*** Opening of MATERIAL SUPPLIED ***

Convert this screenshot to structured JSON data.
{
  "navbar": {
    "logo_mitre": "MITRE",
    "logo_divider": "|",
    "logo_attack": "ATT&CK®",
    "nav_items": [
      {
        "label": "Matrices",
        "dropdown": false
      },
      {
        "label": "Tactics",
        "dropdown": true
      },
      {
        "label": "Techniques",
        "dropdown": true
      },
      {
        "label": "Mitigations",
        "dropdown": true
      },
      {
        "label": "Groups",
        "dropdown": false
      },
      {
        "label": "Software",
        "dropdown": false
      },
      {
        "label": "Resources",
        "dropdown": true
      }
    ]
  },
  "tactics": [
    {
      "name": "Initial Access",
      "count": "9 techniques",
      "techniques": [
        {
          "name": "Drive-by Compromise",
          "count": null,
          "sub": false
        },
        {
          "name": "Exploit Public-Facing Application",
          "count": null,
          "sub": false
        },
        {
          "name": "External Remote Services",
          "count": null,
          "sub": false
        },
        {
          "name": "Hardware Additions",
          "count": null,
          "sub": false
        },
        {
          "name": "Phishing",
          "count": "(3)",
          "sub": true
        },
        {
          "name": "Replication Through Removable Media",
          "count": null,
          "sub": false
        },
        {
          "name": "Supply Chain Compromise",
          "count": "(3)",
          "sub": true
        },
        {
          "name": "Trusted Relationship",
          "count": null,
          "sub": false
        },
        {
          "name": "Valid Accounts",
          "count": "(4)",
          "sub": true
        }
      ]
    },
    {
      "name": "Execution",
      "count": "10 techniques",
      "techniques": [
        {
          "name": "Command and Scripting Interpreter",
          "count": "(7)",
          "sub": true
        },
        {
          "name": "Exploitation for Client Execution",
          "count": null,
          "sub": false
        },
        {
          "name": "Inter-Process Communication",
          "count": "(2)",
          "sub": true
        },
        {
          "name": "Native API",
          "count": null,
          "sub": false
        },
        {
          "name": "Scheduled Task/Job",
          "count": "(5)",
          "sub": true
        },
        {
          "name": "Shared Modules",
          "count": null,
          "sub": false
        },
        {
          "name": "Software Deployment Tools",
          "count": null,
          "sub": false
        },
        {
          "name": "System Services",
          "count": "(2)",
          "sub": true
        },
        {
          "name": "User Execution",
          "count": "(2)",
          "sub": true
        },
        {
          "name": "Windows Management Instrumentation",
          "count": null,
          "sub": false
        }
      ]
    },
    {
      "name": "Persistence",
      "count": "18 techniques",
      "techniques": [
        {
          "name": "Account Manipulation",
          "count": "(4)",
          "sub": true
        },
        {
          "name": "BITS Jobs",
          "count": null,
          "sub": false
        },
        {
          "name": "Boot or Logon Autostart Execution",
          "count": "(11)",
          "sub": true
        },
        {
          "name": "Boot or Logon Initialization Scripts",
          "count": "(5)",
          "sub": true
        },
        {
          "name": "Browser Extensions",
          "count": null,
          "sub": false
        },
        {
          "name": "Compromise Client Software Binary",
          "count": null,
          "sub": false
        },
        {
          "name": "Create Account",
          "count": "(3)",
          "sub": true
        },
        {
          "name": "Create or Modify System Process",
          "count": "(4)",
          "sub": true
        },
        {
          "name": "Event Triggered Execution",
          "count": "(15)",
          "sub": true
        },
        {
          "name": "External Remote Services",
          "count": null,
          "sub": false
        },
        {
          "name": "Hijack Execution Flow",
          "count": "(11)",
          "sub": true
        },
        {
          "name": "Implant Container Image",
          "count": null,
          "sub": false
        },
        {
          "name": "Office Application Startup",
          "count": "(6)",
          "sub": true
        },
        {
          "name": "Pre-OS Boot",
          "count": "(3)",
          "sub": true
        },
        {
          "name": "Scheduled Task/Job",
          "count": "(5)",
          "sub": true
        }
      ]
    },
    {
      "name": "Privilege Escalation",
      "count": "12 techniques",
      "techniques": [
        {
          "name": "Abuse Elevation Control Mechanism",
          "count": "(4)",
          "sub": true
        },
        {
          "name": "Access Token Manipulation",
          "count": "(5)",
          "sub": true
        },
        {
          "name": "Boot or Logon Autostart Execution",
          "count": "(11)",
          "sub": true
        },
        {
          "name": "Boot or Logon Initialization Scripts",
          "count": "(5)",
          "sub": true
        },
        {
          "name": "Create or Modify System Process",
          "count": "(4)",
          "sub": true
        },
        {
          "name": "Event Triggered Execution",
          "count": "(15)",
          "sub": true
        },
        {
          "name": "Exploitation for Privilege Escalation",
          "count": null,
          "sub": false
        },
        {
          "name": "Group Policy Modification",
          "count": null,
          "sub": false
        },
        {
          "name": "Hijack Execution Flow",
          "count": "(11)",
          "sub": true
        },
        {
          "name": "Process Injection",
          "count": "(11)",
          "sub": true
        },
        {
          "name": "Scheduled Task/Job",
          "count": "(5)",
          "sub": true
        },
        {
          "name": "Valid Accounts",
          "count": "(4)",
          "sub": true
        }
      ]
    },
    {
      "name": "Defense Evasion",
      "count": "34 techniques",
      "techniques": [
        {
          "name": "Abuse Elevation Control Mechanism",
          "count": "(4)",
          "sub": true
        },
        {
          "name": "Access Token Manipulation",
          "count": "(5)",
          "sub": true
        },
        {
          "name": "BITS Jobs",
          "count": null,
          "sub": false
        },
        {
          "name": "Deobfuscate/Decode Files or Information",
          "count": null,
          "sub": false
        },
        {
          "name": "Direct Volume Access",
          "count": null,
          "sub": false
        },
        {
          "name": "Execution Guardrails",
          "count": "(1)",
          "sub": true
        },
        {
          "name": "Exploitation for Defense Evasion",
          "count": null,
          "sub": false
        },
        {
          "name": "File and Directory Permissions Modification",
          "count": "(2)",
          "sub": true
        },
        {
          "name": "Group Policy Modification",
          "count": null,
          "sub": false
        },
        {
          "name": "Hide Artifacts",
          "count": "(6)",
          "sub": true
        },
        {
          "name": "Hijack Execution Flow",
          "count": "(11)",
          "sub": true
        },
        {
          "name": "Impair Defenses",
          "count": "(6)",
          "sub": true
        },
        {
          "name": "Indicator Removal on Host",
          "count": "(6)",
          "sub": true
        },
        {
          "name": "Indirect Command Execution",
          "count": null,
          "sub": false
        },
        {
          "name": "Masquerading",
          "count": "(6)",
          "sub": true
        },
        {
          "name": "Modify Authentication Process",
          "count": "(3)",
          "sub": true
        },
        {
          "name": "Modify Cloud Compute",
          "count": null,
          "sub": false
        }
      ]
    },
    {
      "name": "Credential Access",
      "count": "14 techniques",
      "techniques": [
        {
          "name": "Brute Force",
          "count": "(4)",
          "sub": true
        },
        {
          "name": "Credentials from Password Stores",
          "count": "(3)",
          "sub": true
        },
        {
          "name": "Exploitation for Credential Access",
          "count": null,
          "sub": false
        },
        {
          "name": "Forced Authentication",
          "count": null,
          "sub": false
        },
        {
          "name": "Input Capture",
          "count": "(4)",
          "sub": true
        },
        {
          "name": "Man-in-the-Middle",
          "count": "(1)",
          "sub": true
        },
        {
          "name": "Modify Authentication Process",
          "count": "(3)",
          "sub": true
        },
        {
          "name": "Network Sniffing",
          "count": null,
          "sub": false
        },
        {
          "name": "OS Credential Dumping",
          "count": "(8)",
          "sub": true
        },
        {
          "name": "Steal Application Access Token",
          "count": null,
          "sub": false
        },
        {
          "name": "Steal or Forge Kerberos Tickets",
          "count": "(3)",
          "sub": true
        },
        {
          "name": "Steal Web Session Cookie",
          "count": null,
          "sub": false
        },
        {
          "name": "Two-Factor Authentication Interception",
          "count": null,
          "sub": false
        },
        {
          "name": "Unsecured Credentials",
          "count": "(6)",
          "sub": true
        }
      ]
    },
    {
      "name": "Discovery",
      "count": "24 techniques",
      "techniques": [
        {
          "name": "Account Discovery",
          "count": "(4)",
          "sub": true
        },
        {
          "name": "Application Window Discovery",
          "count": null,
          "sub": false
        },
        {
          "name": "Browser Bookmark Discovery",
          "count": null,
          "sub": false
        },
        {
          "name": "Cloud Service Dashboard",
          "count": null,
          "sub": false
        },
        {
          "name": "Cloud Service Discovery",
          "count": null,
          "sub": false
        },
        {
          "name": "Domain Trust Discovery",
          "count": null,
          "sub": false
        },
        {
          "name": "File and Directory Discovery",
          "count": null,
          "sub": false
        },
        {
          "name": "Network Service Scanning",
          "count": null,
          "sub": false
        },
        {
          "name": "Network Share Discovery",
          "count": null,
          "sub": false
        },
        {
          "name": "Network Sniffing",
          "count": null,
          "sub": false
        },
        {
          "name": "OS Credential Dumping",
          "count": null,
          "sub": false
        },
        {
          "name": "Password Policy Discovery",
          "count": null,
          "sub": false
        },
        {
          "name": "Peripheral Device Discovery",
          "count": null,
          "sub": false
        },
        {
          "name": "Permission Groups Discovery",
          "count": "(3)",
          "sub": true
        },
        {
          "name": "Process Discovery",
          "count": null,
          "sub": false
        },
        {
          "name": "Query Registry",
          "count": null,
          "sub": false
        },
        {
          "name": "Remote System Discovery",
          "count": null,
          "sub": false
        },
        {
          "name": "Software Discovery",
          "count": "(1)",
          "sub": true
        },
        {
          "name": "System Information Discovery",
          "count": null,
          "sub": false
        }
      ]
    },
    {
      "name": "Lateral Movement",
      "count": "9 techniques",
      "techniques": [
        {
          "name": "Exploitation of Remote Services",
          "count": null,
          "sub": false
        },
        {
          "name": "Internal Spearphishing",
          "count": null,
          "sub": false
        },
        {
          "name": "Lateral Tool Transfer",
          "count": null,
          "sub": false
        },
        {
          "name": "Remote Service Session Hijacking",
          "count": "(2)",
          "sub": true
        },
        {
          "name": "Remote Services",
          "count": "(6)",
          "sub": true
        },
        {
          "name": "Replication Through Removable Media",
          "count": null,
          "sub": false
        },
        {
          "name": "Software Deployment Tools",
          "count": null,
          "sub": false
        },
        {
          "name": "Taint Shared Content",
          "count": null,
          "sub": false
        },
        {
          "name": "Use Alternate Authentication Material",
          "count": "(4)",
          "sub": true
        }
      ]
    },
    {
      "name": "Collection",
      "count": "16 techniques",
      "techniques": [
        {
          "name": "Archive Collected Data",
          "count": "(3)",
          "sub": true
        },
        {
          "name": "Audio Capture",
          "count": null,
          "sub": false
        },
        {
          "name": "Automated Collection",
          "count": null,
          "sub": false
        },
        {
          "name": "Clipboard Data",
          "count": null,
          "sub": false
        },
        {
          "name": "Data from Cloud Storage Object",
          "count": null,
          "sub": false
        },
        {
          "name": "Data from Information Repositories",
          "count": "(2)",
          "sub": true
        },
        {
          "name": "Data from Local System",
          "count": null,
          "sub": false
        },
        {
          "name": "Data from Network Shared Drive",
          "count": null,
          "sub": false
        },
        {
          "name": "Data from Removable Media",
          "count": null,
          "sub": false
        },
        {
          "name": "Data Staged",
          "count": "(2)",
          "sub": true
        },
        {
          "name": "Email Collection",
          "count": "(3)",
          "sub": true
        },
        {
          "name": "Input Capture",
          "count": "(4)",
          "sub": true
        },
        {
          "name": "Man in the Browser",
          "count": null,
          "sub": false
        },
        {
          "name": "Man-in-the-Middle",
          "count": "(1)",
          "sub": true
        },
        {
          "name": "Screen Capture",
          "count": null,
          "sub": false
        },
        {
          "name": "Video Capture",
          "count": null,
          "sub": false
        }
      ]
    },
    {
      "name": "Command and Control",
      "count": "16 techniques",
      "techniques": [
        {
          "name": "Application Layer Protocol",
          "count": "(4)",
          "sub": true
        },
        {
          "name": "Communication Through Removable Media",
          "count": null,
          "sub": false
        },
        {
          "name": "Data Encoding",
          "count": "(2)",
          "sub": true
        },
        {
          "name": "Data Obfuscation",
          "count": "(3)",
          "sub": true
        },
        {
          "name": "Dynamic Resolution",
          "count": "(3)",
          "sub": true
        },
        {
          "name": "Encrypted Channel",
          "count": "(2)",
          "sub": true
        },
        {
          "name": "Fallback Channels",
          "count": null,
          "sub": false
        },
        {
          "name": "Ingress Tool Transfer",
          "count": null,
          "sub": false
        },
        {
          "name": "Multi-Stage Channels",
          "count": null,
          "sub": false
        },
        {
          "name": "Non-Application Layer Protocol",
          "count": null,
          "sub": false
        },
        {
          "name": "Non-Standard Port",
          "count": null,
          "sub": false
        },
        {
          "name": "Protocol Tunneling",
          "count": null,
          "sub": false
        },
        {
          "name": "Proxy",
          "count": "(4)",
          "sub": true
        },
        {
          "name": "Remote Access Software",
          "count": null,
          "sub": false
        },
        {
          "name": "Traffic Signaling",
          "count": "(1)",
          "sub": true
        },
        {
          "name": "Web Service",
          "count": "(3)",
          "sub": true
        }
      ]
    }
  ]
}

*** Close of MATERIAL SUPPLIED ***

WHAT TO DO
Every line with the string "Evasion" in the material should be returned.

WORKED SOLUTION
      "name": "Defense Evasion",
          "name": "Exploitation for Defense Evasion",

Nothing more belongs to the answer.